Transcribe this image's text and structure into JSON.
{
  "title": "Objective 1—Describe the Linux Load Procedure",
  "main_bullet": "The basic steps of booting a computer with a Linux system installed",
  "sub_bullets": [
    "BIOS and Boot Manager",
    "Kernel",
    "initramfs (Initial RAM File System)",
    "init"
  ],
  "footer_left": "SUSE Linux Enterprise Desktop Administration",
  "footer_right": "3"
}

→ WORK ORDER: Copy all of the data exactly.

→ OUTPUT:
Transcribe this image's text and structure into JSON.
{
  "title": "Objective 1—Describe the Linux Load Procedure",
  "main_bullet": "The basic steps of booting a computer with a Linux system installed",
  "sub_bullets": [
    "BIOS and Boot Manager",
    "Kernel",
    "initramfs (Initial RAM File System)",
    "init"
  ],
  "footer_left": "SUSE Linux Enterprise Desktop Administration",
  "footer_right": "3"
}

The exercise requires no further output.